Gather each line of the entries below that includes "statistiku".

***

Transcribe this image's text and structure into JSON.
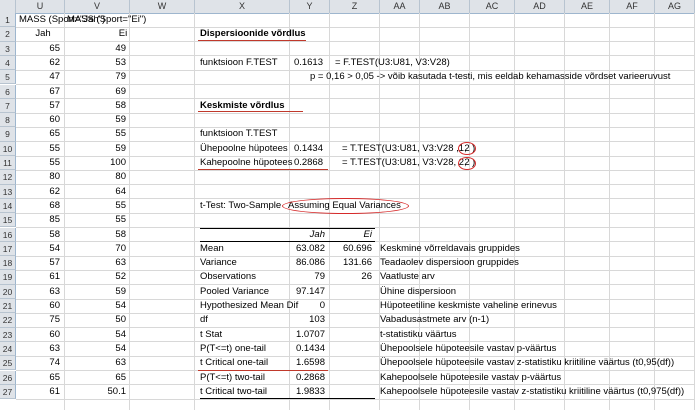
{
  "columns": [
    "U",
    "V",
    "W",
    "X",
    "Y",
    "Z",
    "AA",
    "AB",
    "AC",
    "AD",
    "AE",
    "AF",
    "AG"
  ],
  "rows": [
    "1",
    "2",
    "3",
    "4",
    "5",
    "6",
    "7",
    "8",
    "9",
    "10",
    "11",
    "12",
    "13",
    "14",
    "15",
    "16",
    "17",
    "18",
    "19",
    "20",
    "21",
    "22",
    "23",
    "24",
    "25",
    "26",
    "27"
  ],
  "row1_label": "MASS (Sport=\"Jah\")",
  "row1_label_v": "MASS (Sport=\"Ei\")",
  "jah_header": "Jah",
  "ei_header": "Ei",
  "jah_values": [
    "65",
    "62",
    "47",
    "67",
    "57",
    "60",
    "65",
    "55",
    "55",
    "80",
    "62",
    "68",
    "85",
    "58",
    "54",
    "57",
    "61",
    "63",
    "60",
    "75",
    "60",
    "63",
    "74",
    "65",
    "61"
  ],
  "ei_values": [
    "49",
    "53",
    "79",
    "69",
    "58",
    "59",
    "55",
    "59",
    "100",
    "80",
    "64",
    "55",
    "55",
    "58",
    "70",
    "63",
    "52",
    "59",
    "54",
    "50",
    "54",
    "54",
    "63",
    "65",
    "50.1"
  ],
  "dispersion_title": "Dispersioonide võrdlus",
  "ftest_label": "funktsioon F.TEST",
  "ftest_value": "0.1613",
  "ftest_formula": "= F.TEST(U3:U81, V3:V28)",
  "ftest_note": "p = 0,16 > 0,05 -> võib kasutada t-testi, mis eeldab kehamasside võrdset varieeruvust",
  "means_title": "Keskmiste võrdlus",
  "ttest_label": "funktsioon T.TEST",
  "onetail_label": "Ühepoolne hüpotees",
  "onetail_value": "0.1434",
  "onetail_formula": "= T.TEST(U3:U81, V3:V28 ,1,",
  "onetail_circ": "2",
  "onetail_end": ")",
  "twotail_label": "Kahepoolne hüpotees",
  "twotail_value": "0.2868",
  "twotail_formula": "= T.TEST(U3:U81, V3:V28, 2,",
  "twotail_circ": "2",
  "twotail_end": ")",
  "ttest_title_a": "t-Test: Two-Sample",
  "ttest_title_b": "Assuming Equal Variances",
  "table": {
    "col_jah": "Jah",
    "col_ei": "Ei",
    "rows": [
      {
        "label": "Mean",
        "jah": "63.082",
        "ei": "60.696",
        "note": "Keskmine võrreldavais gruppides"
      },
      {
        "label": "Variance",
        "jah": "86.086",
        "ei": "131.66",
        "note": "Teadaolev dispersioon gruppides"
      },
      {
        "label": "Observations",
        "jah": "79",
        "ei": "26",
        "note": "Vaatluste arv"
      },
      {
        "label": "Pooled Variance",
        "jah": "97.147",
        "ei": "",
        "note": "Ühine dispersioon"
      },
      {
        "label": "Hypothesized Mean Dif",
        "jah": "0",
        "ei": "",
        "note": "Hüpoteetiline keskmiste vaheline erinevus"
      },
      {
        "label": "df",
        "jah": "103",
        "ei": "",
        "note": "Vabadusastmete arv (n-1)"
      },
      {
        "label": "t Stat",
        "jah": "1.0707",
        "ei": "",
        "note": "t-statistiku väärtus"
      },
      {
        "label": "P(T<=t) one-tail",
        "jah": "0.1434",
        "ei": "",
        "note": "Ühepoolsele hüpoteesile vastav p-väärtus"
      },
      {
        "label": "t Critical one-tail",
        "jah": "1.6598",
        "ei": "",
        "note": "Ühepoolsele hüpoteesile vastav z-statistiku kriitiline väärtus (t0,95(df))"
      },
      {
        "label": "P(T<=t) two-tail",
        "jah": "0.2868",
        "ei": "",
        "note": "Kahepoolsele hüpoteesile vastav p-väärtus"
      },
      {
        "label": "t Critical two-tail",
        "jah": "1.9833",
        "ei": "",
        "note": "Kahepoolsele hüpoteesile vastav z-statistiku kriitiline väärtus (t0,975(df))"
      }
    ]
  },
  "colors": {
    "header_bg": "#dfe3e8",
    "grid": "#d8d8d8",
    "red": "#d62a2a"
  }
}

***

§ YOUR SOLUTION:
        "note": "t-statistiku väärtus"
        "note": "Ühepoolsele hüpoteesile vastav z-statistiku kriitiline väärtus (t0,95(df))"
        "note": "Kahepoolsele hüpoteesile vastav z-statistiku kriitiline väärtus (t0,975(df))"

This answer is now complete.